━━━ Provided information ━━━

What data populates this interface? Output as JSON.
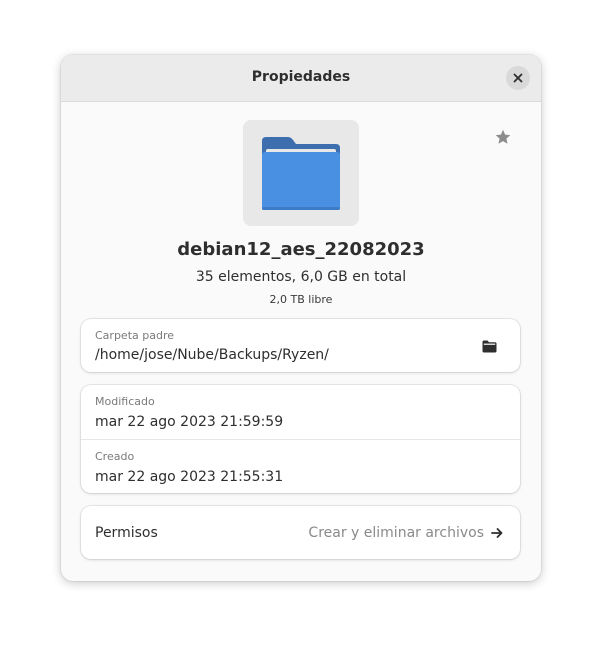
{
  "header": {
    "title": "Propiedades",
    "close_icon": "close-icon"
  },
  "star_icon": "star-icon",
  "file": {
    "icon": "folder-icon",
    "name": "debian12_aes_22082023",
    "summary": "35 elementos, 6,0 GB en total",
    "free_space": "2,0 TB libre"
  },
  "parent_folder": {
    "label": "Carpeta padre",
    "path": "/home/jose/Nube/Backups/Ryzen/",
    "open_icon": "folder-open-icon"
  },
  "dates": {
    "modified_label": "Modificado",
    "modified_value": "mar 22 ago 2023 21:59:59",
    "created_label": "Creado",
    "created_value": "mar 22 ago 2023 21:55:31"
  },
  "permissions": {
    "label": "Permisos",
    "value": "Crear y eliminar archivos",
    "arrow_icon": "arrow-right-icon"
  },
  "colors": {
    "folder_front": "#4a90e2",
    "folder_back": "#3d6fae",
    "accent_text": "#2e2e2e",
    "muted_text": "#7a7a7a"
  }
}
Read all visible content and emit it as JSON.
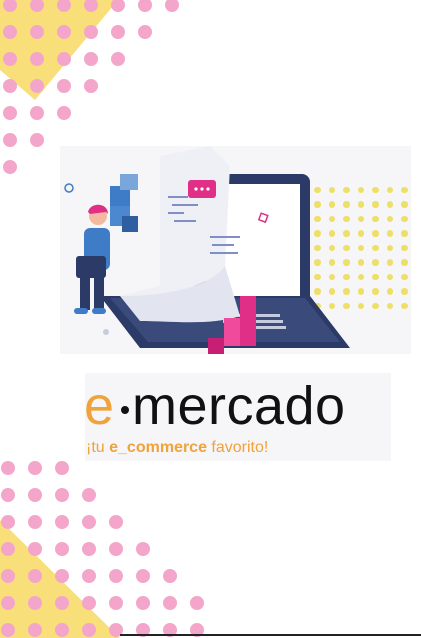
{
  "brand": {
    "logo_e": "e",
    "logo_rest": "mercado",
    "tagline_before": "¡tu ",
    "tagline_bold": "e_commerce",
    "tagline_after": " favorito!"
  },
  "colors": {
    "pink": "#f3a6c9",
    "yellow": "#f7da6e",
    "orange": "#f0a23b",
    "navy": "#2b3a67",
    "magenta": "#e02f86",
    "blue": "#3f7cc7"
  },
  "illustration": {
    "icon": "person-with-laptop-and-receipt-illustration"
  }
}
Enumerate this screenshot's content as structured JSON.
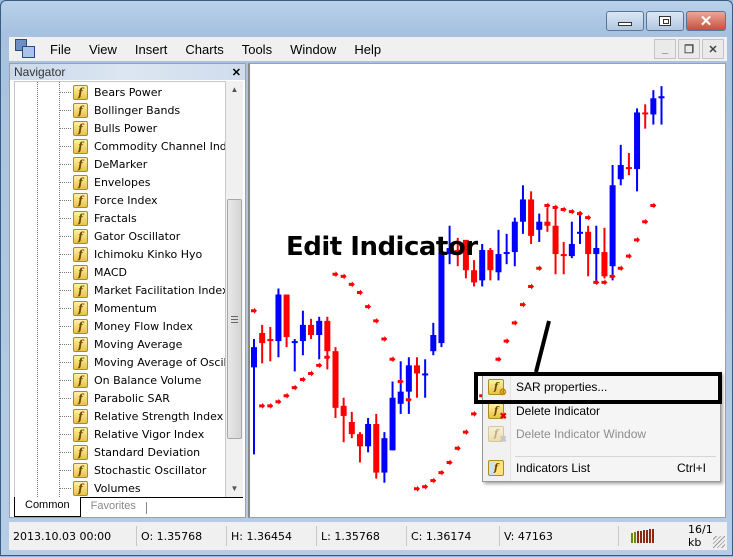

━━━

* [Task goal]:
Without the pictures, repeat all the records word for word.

* [Answer]:
What data populates this interface? Output as JSON.
{
  "header": {
    "title": "Propiedades",
    "close_icon": "close-icon"
  },
  "star_icon": "star-icon",
  "file": {
    "icon": "folder-icon",
    "name": "debian12_aes_22082023",
    "summary": "35 elementos, 6,0 GB en total",
    "free_space": "2,0 TB libre"
  },
  "parent_folder": {
    "label": "Carpeta padre",
    "path": "/home/jose/Nube/Backups/Ryzen/",
    "open_icon": "folder-open-icon"
  },
  "dates": {
    "modified_label": "Modificado",
    "modified_value": "mar 22 ago 2023 21:59:59",
    "created_label": "Creado",
    "created_value": "mar 22 ago 2023 21:55:31"
  },
  "permissions": {
    "label": "Permisos",
    "value": "Crear y eliminar archivos",
    "arrow_icon": "arrow-right-icon"
  },
  "colors": {
    "folder_front": "#4a90e2",
    "folder_back": "#3d6fae",
    "accent_text": "#2e2e2e",
    "muted_text": "#7a7a7a"
  }
}
Read all visible content and emit it as JSON.
{
  "brand": {
    "logo_e": "e",
    "logo_rest": "mercado",
    "tagline_before": "¡tu ",
    "tagline_bold": "e_commerce",
    "tagline_after": " favorito!"
  },
  "colors": {
    "pink": "#f3a6c9",
    "yellow": "#f7da6e",
    "orange": "#f0a23b",
    "navy": "#2b3a67",
    "magenta": "#e02f86",
    "blue": "#3f7cc7"
  },
  "illustration": {
    "icon": "person-with-laptop-and-receipt-illustration"
  }
}
Enumerate this screenshot's content as structured JSON.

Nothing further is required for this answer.